(Data records for software interfaces)
::::::::
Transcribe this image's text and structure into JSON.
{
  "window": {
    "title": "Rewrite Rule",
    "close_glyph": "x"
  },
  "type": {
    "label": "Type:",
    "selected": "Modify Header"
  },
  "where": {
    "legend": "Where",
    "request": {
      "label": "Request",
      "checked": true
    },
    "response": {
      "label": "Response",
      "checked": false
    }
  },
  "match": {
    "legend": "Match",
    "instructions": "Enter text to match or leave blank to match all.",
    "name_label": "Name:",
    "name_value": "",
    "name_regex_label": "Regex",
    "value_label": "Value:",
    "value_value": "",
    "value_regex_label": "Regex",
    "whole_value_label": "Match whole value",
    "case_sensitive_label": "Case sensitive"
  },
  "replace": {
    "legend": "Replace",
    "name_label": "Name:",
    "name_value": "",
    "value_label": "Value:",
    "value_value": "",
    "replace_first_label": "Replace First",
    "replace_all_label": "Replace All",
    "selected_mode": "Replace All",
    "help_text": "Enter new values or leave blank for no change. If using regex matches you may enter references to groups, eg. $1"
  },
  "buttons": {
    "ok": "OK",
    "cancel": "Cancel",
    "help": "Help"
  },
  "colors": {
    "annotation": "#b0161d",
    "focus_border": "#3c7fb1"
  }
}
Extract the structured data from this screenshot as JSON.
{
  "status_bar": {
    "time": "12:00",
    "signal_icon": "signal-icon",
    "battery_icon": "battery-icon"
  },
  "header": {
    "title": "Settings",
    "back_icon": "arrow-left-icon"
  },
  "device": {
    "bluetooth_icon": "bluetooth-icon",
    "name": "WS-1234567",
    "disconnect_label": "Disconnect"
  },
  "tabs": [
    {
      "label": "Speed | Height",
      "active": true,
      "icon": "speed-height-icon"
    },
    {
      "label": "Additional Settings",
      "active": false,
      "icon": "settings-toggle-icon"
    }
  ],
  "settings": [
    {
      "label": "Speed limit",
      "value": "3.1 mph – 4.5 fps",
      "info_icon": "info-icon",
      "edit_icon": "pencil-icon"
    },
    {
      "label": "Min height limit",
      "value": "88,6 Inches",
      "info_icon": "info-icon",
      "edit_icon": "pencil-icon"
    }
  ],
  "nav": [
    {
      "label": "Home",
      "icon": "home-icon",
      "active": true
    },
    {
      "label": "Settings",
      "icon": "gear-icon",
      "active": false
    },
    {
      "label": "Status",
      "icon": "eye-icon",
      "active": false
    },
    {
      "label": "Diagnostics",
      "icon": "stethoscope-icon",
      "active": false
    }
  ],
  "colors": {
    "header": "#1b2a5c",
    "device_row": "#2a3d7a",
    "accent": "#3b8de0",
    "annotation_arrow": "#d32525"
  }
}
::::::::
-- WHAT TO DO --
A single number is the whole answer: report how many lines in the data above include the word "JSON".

-- WORKED SOLUTION --
2